The main London based TV broadcasters have recently published their joint proposals for a series of leaders’ debates during the 2015 general election campaign. For details see here. In doing so they have once again demonstrated just how London centred they remain. The Greens have one MP, elected in 2010, and a respectable voting record in European elections, yet remain almost invisible to the mainstream media. Until last week UKIP had no MP at Westminster, and their current one is a defector from the Tory party. Yet UKIP and Nigel Farage in particular have become the darlings of the London media, including the broadcasters. Presumably because their reactionary anti immigrant, anti EU message suits the media barons more than the progressive polices of the Greens. The proposals for TV debates also demonstrate just how out of touch the broadcasters are with what is happening across the UK. For their focus is not reflective in any way with what is happening in many parts of England, never mind Scotland, Wales and Northern Ireland. Yet we are supposed to be a United Kingdom. This is a funny way of showing how we are all better together. If we are to have TV debates featuring the leaders of political parties, and it looks like we will, there needs to be a sound basis for deciding who gets to appear in these debates. We should most definitely not leave this key decision to the broadcasters alone.
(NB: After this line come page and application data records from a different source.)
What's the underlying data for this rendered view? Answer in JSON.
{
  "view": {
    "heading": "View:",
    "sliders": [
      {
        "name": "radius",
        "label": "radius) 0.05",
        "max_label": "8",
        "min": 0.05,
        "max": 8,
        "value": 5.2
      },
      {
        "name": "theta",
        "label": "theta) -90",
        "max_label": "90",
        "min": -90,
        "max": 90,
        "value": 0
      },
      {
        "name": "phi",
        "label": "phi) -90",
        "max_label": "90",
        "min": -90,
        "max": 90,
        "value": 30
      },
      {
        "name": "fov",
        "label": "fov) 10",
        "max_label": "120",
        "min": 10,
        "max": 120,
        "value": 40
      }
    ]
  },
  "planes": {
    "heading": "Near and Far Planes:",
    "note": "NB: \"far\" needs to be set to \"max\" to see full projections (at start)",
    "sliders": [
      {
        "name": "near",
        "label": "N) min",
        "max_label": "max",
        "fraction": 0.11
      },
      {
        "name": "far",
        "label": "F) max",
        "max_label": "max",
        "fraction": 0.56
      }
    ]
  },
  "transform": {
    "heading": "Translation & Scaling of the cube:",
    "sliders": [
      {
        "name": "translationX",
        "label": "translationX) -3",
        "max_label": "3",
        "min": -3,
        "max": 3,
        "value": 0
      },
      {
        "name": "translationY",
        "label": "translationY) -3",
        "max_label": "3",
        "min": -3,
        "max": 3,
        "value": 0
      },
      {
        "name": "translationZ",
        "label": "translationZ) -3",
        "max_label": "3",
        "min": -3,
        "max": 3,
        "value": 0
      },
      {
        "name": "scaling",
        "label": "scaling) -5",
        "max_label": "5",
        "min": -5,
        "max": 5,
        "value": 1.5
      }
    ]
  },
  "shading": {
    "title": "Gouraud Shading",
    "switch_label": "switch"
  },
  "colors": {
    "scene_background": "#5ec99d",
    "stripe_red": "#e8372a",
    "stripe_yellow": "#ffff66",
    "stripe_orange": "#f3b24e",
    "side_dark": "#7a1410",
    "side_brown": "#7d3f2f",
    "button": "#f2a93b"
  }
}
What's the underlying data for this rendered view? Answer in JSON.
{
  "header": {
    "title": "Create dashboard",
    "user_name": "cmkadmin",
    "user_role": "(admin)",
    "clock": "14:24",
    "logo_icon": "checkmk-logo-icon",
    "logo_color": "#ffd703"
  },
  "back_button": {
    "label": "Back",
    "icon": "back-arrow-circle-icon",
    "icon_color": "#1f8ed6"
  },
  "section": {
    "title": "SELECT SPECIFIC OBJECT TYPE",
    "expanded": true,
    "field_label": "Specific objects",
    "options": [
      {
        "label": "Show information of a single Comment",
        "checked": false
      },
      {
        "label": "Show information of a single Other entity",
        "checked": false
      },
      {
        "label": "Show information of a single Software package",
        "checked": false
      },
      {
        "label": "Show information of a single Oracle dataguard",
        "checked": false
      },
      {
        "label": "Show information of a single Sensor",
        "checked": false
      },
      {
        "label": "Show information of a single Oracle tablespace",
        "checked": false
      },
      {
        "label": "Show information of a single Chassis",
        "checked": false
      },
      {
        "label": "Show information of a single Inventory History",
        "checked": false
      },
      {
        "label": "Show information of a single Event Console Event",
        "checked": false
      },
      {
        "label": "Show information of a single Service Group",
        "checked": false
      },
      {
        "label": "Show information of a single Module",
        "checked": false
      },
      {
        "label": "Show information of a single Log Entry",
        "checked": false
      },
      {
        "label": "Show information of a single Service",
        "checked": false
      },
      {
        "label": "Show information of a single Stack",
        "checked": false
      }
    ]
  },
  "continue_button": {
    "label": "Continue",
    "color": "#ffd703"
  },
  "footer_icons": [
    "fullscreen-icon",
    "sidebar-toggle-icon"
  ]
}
A Prime Ministerial debate?
There is some, though a very limited, rational for holding a debate among the candidates who could become Prime Minister, without relying on the support of other parties. Though of course this would only involve David Cameron and Ed Milliband. Everyone recognises that only Labour or the Tories can win an outright majority of seats on their own. However this is an increasingly unlikely outcome. It did not happen in 2010 and just about all polls indicate the most likely outcome in May 2015 is another “hung” parliament, with no overall majority for either party. So though in theory this option has some basis to it, the reality is that most people would rightly reject it. The UK is sufficiently beyond two party politics for broadcasters to impose a return to those bygone days on the rest of us.
Debates involving the leaders of all political parties?
This is the one option that has so far never been considered by our broadcasters. No doubt difficult to organise and to work out a format that allows all the participants to respond to questions. Yet this is the only option that does justice to all parties and most important of all, the only option which serves the purpose of informing the electorate, which should be the key, indeed sole purpose of any debate.
The justification for involving all parties is that any party, however small, may have an important, possibly decisive, role to play in who does become Prime Minister. As the most likely outcome of the May 2015 election is that no party has an overall majority of MPs, then all kinds of coalitions, formal or informal may become possible. To take just one example, that of Plaid Cymru. Though there is no way that Plaid Cymru can become the party of government at Westminster, the votes of their MPs could in some circumstances be decisive in building a stable coalition or in supporting a minority government. It is therefore important that the voters in the rest of the country know not just what Plaid Cymru stand for, but how the other parties, in particular Labour and the Tories, would respond to any overtures from Plaid. This can only be done through some kind of open and public engagement among the parties.
Spare a thought for the broadcasters
There is it seems to me no simple way to accommodate needs and demands of all the various interested parties, from the broadcasters themselves, the political parties to the most important of all, the poor bloody voter. The reason for this is quite simple – the increasing fragmentation of politics in the UK. This can be seen firstly in the slow, but seemingly irreversible decline of both Labour and the Tory party. In counter part to this decline there is the rise of national parties in Wales, Northern Ireland and Scotland. Combined, these trends may mean there is no longer in any UK wide politics in any meaningful sense. In England, Wales, Northern Ireland and Scotland the key issues are often different and the political parties are often different. Just glad I am not a broadcaster, though they need to come up with something much much better than their current proposals.